##### Given entries

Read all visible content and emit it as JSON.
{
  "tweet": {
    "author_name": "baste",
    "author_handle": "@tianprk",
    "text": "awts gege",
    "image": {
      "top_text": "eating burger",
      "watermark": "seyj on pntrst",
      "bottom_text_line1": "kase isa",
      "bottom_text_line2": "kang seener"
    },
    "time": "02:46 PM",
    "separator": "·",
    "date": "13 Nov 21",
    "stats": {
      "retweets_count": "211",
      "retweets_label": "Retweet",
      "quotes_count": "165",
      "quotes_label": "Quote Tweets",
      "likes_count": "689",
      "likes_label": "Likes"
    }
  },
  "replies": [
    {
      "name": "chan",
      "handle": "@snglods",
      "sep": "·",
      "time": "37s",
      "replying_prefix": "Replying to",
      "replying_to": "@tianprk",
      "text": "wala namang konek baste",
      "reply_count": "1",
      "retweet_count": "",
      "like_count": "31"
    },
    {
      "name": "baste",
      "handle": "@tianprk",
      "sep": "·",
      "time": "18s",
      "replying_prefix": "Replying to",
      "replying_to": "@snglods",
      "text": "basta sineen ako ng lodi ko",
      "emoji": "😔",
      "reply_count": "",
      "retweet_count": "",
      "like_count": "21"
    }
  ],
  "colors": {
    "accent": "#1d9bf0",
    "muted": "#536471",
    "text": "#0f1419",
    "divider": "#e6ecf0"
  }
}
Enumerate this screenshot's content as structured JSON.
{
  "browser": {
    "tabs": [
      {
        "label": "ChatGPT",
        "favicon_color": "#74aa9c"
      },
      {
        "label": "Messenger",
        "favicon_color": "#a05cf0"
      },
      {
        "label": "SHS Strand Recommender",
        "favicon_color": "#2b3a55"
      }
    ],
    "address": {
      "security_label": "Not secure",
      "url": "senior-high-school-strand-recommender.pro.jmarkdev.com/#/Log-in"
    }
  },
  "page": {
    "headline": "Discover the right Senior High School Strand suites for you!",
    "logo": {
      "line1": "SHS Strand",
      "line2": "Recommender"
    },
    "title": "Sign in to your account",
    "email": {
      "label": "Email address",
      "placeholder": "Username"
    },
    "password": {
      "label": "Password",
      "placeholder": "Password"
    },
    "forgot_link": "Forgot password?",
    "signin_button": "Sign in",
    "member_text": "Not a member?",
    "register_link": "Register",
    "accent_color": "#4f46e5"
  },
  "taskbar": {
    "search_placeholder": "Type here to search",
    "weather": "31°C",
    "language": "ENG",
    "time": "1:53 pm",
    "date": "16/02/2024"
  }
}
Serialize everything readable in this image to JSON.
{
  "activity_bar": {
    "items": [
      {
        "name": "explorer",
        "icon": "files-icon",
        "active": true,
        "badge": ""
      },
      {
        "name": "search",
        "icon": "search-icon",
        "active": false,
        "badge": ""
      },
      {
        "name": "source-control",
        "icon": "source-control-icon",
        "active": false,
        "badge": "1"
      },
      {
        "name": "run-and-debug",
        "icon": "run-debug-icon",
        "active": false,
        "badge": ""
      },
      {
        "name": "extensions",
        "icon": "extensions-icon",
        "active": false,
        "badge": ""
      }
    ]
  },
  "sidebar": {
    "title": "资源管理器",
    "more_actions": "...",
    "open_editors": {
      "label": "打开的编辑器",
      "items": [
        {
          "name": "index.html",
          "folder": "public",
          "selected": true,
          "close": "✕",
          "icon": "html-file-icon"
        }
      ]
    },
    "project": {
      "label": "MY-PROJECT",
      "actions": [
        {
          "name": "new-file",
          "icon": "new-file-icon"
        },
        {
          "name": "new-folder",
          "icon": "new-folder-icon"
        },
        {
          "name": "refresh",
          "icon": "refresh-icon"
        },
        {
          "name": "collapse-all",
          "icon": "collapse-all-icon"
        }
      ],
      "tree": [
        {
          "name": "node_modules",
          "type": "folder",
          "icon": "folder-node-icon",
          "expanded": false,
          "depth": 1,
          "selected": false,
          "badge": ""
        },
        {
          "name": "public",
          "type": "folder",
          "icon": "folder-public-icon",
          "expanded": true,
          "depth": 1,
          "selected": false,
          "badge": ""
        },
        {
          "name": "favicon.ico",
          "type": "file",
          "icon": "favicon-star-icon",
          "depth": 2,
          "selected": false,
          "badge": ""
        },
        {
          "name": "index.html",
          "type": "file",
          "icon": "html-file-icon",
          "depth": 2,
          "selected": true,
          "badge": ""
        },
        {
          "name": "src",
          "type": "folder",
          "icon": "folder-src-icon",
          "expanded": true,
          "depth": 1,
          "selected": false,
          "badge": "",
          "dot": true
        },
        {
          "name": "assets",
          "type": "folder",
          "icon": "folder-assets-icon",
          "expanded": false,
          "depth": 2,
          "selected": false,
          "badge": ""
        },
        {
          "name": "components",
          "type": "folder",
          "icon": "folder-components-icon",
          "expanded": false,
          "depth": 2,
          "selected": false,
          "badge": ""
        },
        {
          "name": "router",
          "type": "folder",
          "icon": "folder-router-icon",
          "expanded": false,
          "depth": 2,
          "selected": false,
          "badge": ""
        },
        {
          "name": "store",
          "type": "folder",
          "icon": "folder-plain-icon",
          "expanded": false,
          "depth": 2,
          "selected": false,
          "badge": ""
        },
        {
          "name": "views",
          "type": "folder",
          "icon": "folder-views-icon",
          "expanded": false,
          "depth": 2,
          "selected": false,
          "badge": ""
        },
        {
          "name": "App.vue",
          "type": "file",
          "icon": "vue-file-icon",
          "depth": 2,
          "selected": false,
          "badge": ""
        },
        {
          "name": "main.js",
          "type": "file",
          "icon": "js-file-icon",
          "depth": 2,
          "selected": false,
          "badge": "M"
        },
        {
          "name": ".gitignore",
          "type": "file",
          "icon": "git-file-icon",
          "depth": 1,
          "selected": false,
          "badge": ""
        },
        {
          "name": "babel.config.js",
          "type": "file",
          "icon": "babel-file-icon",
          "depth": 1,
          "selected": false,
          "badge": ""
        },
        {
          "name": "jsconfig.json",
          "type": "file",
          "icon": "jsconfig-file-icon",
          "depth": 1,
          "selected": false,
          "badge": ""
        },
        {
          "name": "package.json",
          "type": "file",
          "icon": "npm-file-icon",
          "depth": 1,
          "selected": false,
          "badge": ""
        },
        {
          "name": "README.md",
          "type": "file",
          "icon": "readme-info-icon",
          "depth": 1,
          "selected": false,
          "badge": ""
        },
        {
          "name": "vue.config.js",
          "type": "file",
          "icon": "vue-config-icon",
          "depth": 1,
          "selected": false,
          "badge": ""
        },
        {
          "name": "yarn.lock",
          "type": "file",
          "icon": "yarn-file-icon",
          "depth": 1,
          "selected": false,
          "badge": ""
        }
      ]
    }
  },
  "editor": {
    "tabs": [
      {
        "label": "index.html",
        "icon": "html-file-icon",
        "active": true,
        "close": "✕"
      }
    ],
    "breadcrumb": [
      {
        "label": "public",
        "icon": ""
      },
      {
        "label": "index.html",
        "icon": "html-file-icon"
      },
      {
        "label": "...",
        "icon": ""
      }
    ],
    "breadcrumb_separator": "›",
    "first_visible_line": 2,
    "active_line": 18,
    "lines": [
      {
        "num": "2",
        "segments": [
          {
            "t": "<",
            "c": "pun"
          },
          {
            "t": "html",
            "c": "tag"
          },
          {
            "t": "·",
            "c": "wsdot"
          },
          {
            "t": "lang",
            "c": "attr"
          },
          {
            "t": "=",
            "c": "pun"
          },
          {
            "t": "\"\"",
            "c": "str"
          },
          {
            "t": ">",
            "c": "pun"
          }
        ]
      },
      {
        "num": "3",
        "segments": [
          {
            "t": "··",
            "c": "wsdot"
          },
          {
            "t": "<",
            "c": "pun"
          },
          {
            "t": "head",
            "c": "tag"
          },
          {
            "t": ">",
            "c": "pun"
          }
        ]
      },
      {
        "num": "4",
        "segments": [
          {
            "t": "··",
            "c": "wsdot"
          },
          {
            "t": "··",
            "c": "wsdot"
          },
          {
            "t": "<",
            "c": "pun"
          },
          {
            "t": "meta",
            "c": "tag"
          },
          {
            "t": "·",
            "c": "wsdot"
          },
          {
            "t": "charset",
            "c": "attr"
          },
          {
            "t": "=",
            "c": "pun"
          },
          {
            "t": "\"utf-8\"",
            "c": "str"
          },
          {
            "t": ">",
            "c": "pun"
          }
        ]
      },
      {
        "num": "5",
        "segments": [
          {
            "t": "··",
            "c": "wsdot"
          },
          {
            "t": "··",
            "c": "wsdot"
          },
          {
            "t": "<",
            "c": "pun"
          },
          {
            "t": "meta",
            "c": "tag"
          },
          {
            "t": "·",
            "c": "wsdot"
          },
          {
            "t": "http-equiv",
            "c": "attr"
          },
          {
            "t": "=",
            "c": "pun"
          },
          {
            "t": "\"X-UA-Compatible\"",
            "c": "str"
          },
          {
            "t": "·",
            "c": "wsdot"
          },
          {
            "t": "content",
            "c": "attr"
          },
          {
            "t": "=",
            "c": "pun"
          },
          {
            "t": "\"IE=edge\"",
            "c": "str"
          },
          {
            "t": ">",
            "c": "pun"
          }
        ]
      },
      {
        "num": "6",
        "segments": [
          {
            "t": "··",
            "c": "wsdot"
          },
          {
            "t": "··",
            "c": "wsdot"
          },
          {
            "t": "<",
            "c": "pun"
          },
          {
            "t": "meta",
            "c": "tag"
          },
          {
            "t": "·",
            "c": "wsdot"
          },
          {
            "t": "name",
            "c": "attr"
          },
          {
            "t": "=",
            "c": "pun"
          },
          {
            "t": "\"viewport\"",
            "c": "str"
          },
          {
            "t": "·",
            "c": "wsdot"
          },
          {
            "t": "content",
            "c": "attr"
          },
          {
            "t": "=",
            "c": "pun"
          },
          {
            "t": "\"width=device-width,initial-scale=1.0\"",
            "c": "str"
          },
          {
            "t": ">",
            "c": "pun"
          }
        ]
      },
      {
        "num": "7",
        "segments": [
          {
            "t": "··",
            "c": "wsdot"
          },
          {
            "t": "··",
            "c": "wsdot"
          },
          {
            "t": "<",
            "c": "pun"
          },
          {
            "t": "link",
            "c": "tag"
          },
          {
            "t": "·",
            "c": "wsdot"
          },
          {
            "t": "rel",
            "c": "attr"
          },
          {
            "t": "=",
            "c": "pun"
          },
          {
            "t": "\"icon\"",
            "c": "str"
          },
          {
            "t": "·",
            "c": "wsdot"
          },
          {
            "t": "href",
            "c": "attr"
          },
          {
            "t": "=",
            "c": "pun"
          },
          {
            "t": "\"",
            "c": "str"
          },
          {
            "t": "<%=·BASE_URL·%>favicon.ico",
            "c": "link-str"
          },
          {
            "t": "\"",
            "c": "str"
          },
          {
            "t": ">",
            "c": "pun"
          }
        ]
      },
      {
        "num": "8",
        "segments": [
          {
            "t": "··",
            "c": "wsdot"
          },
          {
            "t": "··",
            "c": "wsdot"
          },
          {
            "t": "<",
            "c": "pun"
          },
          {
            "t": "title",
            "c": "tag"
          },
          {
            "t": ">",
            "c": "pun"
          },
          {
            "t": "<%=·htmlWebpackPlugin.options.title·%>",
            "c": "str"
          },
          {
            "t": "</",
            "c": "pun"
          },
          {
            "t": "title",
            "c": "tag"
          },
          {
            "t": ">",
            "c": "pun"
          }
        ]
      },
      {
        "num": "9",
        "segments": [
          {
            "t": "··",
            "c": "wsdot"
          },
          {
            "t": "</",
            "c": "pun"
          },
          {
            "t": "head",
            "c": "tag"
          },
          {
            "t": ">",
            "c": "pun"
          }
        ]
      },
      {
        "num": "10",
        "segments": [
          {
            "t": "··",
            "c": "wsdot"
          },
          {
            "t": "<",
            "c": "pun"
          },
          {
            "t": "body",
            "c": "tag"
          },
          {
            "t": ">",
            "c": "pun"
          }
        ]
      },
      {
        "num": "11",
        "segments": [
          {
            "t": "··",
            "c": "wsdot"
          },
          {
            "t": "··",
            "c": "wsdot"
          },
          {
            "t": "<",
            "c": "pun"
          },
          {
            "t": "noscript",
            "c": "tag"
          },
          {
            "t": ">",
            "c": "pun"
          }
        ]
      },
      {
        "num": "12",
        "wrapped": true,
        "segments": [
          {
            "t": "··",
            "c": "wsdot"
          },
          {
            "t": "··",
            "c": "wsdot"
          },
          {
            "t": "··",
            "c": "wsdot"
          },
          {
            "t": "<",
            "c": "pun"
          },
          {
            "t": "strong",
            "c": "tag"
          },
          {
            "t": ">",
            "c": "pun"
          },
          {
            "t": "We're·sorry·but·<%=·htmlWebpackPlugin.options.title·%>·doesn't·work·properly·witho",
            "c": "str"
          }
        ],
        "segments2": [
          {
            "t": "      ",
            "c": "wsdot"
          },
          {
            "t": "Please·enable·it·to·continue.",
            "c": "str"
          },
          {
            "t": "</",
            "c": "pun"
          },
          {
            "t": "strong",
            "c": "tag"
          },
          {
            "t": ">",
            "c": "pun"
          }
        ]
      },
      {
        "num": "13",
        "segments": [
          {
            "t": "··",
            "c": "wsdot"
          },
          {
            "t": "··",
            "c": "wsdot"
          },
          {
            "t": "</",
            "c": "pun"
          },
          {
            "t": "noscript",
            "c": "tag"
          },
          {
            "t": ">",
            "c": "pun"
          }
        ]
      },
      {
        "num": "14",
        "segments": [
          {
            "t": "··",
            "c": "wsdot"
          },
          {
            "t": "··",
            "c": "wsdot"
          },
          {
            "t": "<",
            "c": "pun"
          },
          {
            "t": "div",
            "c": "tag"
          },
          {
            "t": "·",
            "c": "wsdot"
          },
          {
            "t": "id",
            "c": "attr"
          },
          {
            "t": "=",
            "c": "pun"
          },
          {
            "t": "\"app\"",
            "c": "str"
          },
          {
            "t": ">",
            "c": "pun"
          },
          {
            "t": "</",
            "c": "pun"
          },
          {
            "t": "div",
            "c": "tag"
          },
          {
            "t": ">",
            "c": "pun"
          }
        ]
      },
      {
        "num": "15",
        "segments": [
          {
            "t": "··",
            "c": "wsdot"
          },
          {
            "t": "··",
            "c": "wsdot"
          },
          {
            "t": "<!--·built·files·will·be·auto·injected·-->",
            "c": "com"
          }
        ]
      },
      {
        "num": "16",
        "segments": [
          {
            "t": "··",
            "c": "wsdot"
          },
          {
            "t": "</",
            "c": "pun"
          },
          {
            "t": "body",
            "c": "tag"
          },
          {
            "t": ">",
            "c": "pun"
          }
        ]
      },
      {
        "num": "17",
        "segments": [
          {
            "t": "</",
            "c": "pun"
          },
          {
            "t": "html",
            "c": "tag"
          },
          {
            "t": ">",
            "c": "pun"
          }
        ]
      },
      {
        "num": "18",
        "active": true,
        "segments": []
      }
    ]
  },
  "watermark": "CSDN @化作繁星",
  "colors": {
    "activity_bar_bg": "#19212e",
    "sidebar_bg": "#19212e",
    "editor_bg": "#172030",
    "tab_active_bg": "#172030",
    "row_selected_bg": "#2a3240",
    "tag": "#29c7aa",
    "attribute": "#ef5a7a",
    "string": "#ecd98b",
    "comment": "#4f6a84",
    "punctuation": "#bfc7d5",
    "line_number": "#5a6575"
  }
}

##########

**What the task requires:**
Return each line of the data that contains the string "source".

**Task output:**
        "name": "source-control",
        "icon": "source-control-icon",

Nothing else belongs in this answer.